Virtual reality displays, technical challenges, and fun with machines, water, paper, mud and Lego attracted over 2200 parents, students and children to Shed 6 on Queen’s Wharf on Saturday for the annual free public Engineering Expo.

Story and photos by Mark Cubey unless credited otherwise

The Engineering Expo capped off the third annual Week of Engineering around the country.

Interactive activities were very much to the fore, as Engineering New Zealand focused on getting children interested in engineering from as young an age as possible.

Engineering New Zealand Chief Executive, Susan Freeman-Greene, said that Engineering Week is designed to offer people the opportunity to feed their natural curiosity and get hands-on with the latest, future-led engineering technology.

“Tomorrow’s engineers will have jobs that don’t even exist today – and we want to open young minds to this world of possibility.”
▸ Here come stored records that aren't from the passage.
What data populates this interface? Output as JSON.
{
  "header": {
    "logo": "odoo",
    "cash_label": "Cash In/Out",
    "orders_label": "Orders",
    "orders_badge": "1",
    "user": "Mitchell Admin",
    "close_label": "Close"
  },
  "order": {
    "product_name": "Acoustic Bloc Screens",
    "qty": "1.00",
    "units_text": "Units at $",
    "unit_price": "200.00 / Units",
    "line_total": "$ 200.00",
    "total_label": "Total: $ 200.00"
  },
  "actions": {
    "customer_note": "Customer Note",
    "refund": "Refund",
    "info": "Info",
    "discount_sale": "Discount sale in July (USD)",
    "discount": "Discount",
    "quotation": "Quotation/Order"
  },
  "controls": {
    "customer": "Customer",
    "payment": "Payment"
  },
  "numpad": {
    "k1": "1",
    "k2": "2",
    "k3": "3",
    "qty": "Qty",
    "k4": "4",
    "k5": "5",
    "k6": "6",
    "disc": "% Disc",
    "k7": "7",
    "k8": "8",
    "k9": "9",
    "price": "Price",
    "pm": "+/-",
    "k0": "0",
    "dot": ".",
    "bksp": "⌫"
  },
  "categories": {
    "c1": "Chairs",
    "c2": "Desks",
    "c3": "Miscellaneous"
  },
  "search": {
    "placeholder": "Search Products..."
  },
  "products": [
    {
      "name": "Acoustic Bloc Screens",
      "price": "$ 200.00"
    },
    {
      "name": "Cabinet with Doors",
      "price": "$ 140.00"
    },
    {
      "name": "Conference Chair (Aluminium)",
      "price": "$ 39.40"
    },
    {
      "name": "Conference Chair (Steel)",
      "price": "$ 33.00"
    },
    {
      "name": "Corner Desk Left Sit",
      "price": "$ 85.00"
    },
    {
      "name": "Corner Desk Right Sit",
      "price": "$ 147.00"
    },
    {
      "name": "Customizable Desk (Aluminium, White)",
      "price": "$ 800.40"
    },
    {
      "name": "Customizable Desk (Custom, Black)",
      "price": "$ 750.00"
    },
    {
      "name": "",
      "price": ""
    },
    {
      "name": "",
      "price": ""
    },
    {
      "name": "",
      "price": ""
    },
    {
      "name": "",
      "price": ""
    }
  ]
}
Photo by Mark Tantrum/ http://marktantrum.com

A number of virtual reality simulators attracted long queues of children eager to immerse themselves in BECA’s virtual New Plymouth airport, or climb one of Meridian Energy’s wind turbines.

The New Zealand Defence Force was out in… force, with army packs, 3D printed weapon parts, and other examples of how engineering is transforming the military.

A Navy demonstration of how a thin A4 sheet can form a boat capable of keeping 1.2kg of sand bags afloat was a popular test for children.

Across the hall, sheets of paper were folded in diverse ways to support iron weights, with the winning entry supporting a total weight of 13.75kg – plus a paperback book.

The Lego play pit run by Hutt City Libraries was in constant use, alongside children constructing geared robots that then battled under remote control at a nearby stand.

Drones, operating 3D printers, Jacob’s ladders and bridge and tower building challenges also  grabbed the interest of young potential engineers.

Two other free public expos on Saturday in Auckland and Christchurch helped attract more than 7000 people across the three centres.

Ms Freeman-Greene says the industry has come together behind Engineering Week because New Zealand needs more engineers.

“Engineering is a wide-ranging and creative profession, yet there exists a large skills shortage in New Zealand.”